From World War I through Vietnam, servicemembers relied on telegrams, letters and other correspondence to communicate with their loved ones back home. Though distance and circumstance separated them, these correspondences served as comforting reminders for servicemembers of their life back home. For the families, these correspondences gave a brief glimpse at what their loved one was facing, and provided comfort that no matter their hardships, they were enduring.
Nettie Trax worked with the American Expeditionary Forces in field hospitals in Savenay and Bazoilles-sur-Meuse, France during World War I. She frequently wrote home reporting on wartime conditions, her appreciation for the soldiers she cared for and occasionally a poem or two she wanted her mother to relay to her young nieces and nephews to let them know she was thinking of them.
World War II and Korean War sailor Arnold Barker opted to veer away from the atmosphere and landscape of battle in his letters. Instead, he sent an illustrated poem to his father describing his bleak holiday feast.
While homecomings are a time of tremendous joy and relief, they can also leave servicemembers at a loss for words. Reintegrating into everyday life can be a challenge. Several writing workshops are now geared towards reaching out to these servicemembers and veterans to facilitate their expression of intense feelings, and offer an open avenue of communications.
Edith Porter-Stewart found that writing was an effective and efficient therapeutic tool for her to review and triumph over her discriminations as an evangelical, female, Native American Indian serving as a chaplain in the U.S. Navy from 1989 to 2006. Porter-Stewart also penned a patriotic short poem suggesting that despite her challenges, her pride in her service endured.
Like Porter-Stewart, Russel McCabe contributed a poem to his collection entitled “Preparation,” which reflects his service with the U.S. Air Force as a minority. In the poem, he drives others to get educated and work together.
Vietnam veteran James Wollner documented his service and the coalescence of his unit through poetry. During his VHP interview, he shared a few of these poems, reflecting on how his wartime experiences, good and bad, strengthened parts of his character,while they simultaneously demolished others. Wollner wrote about the colorful anecdotes of his uniquely suited tactical unit, the aesthetics of the country, night ambushes, the loss of comrades and the people he met while serving in the Republic of Vietnam.

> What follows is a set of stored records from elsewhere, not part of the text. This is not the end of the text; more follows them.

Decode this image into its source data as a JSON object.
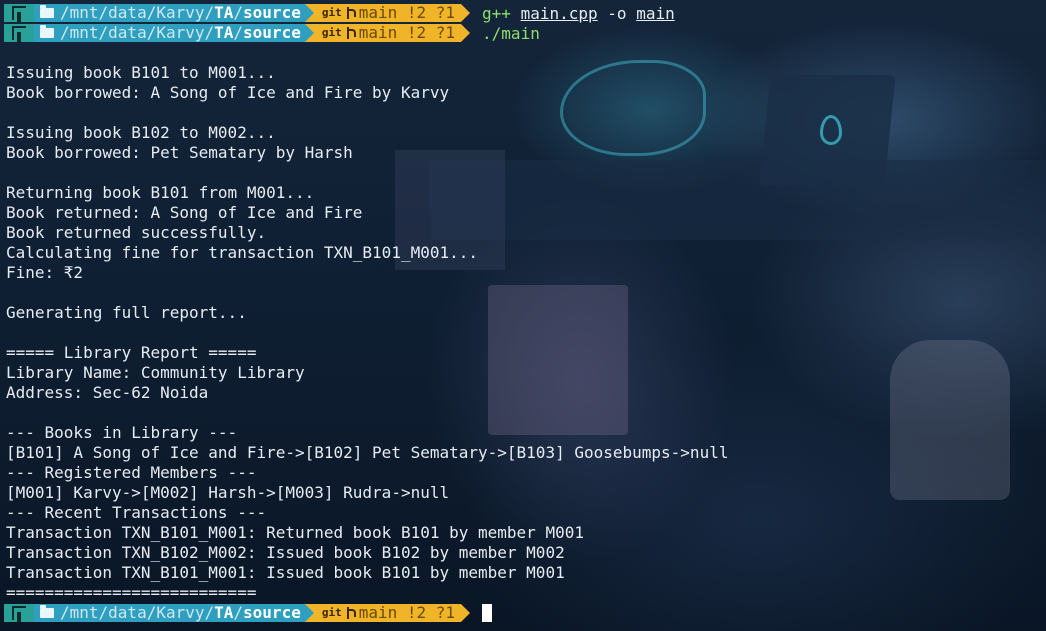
{
  "prompt": {
    "path_prefix": "/mnt/data/Karvy/",
    "path_mid": "TA",
    "path_sep": "/",
    "path_last": "source",
    "git_label": "git",
    "branch": "main !2 ?1"
  },
  "commands": {
    "first_bin": "g++",
    "first_src": "main.cpp",
    "first_flag": "-o",
    "first_out": "main",
    "second": "./main"
  },
  "output": [
    "Issuing book B101 to M001...",
    "Book borrowed: A Song of Ice and Fire by Karvy",
    "",
    "Issuing book B102 to M002...",
    "Book borrowed: Pet Sematary by Harsh",
    "",
    "Returning book B101 from M001...",
    "Book returned: A Song of Ice and Fire",
    "Book returned successfully.",
    "Calculating fine for transaction TXN_B101_M001...",
    "Fine: ₹2",
    "",
    "Generating full report...",
    "",
    "===== Library Report =====",
    "Library Name: Community Library",
    "Address: Sec-62 Noida",
    "",
    "--- Books in Library ---",
    "[B101] A Song of Ice and Fire->[B102] Pet Sematary->[B103] Goosebumps->null",
    "--- Registered Members ---",
    "[M001] Karvy->[M002] Harsh->[M003] Rudra->null",
    "--- Recent Transactions ---",
    "Transaction TXN_B101_M001: Returned book B101 by member M001",
    "Transaction TXN_B102_M002: Issued book B102 by member M002",
    "Transaction TXN_B101_M001: Issued book B101 by member M001",
    "=========================="
  ],
  "colors": {
    "os_segment": "#2aa198",
    "path_segment": "#2e9fbf",
    "git_segment": "#f0b429",
    "command": "#8ee06a",
    "text": "#e6ecf2"
  }
}
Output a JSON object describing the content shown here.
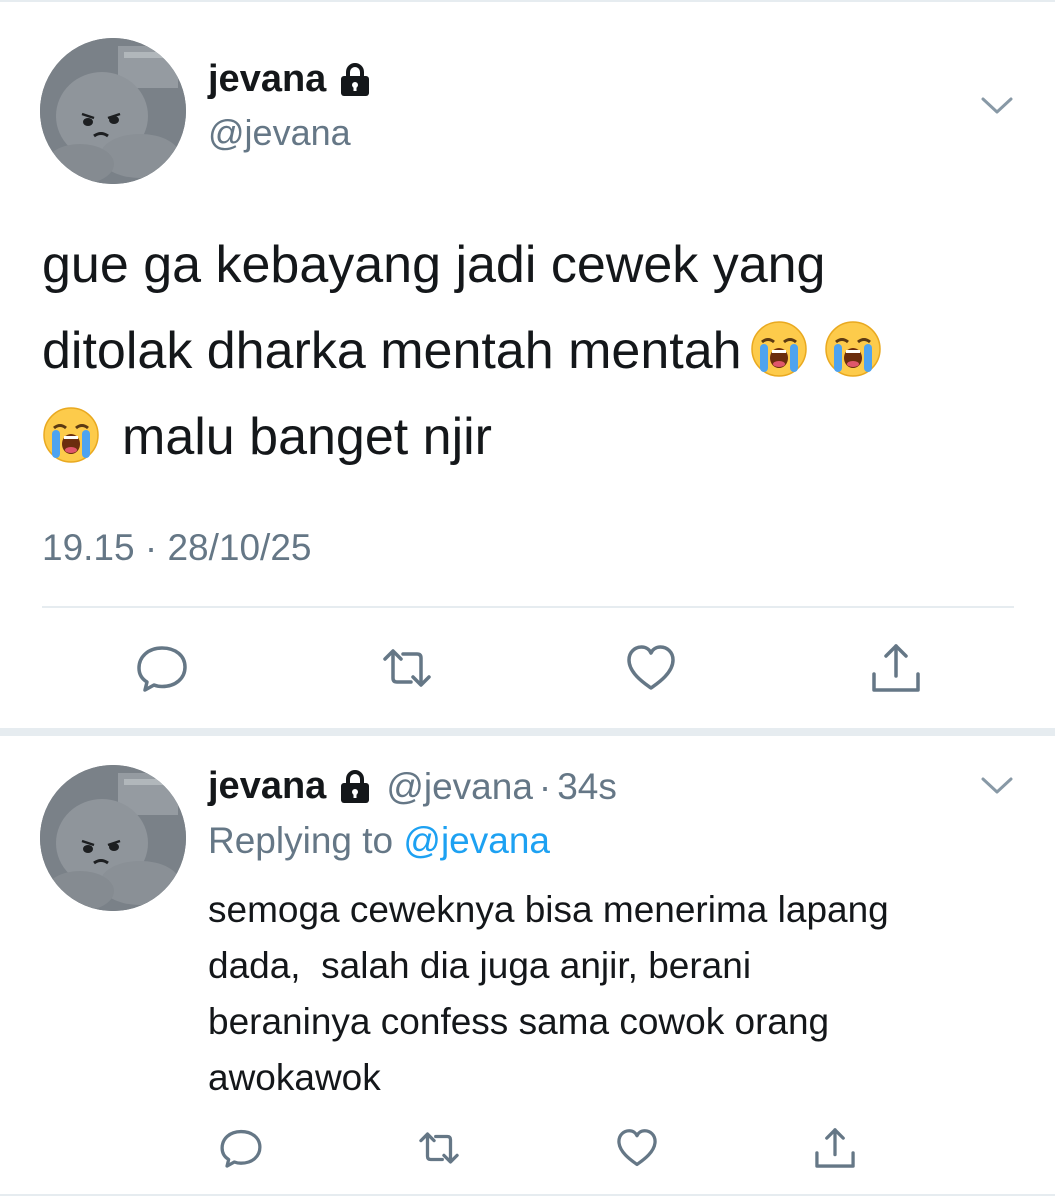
{
  "main_tweet": {
    "display_name": "jevana",
    "handle": "@jevana",
    "text_line1": "gue ga kebayang jadi cewek yang",
    "text_line2": "ditolak dharka mentah mentah",
    "text_line3": "malu banget njir",
    "emoji": "loudly-crying-face",
    "timestamp": "19.15 · 28/10/25"
  },
  "reply": {
    "display_name": "jevana",
    "handle": "@jevana",
    "separator": "·",
    "age": "34s",
    "replying_prefix": "Replying to",
    "replying_mention": "@jevana",
    "text_line1": "semoga ceweknya bisa menerima lapang",
    "text_line2": "dada,  salah dia juga anjir, berani",
    "text_line3": "beraninya confess sama cowok orang",
    "text_line4": "awokawok"
  },
  "icons": {
    "lock": "lock-icon",
    "menu": "chevron-down-icon",
    "reply": "reply-icon",
    "retweet": "retweet-icon",
    "like": "heart-icon",
    "share": "share-icon"
  },
  "colors": {
    "text": "#14171a",
    "secondary": "#657786",
    "link": "#1da1f2",
    "divider": "#e6ecf0"
  }
}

His poignant poem entitled “Thami (Tommy)” paints an image of a young Vietnamese orphan boy he befriended during his time in country. In the short time that they knew him, the whole unit loved and cared for the boy. When the unit departed, they watched “Tommy’s” eyes well up, and realized that he would once again be alone in country. Whatever his thoughts of this confusing war before he arrived in Vietnam, Wollner’s mission became clear: he would fight harder to ensure victory, so that Tommy could enjoy the same freedoms we hold dear.
Collectively, poems written by veterans within our collection showcase the diverse and complex nature of military service. Through their imagery, for a brief moment in time, we are connected to a period, a place, and a person about which we would otherwise have no knowledge. And because they contributed their poems as a part of their Veterans History Project Collection, they will now be woven into our national Library’s historical memory alongside Shakespeare and Sappho.
In honor of Veterans Day 2018, the Library’s Poetry and Literature Center, Veterans History Project and Exhibits Office presented a symposium on the veterans’ “road back,” focusing on the use of poetry, fiction and creative nonfiction as a means of coping with service experience. You may view the program HERE.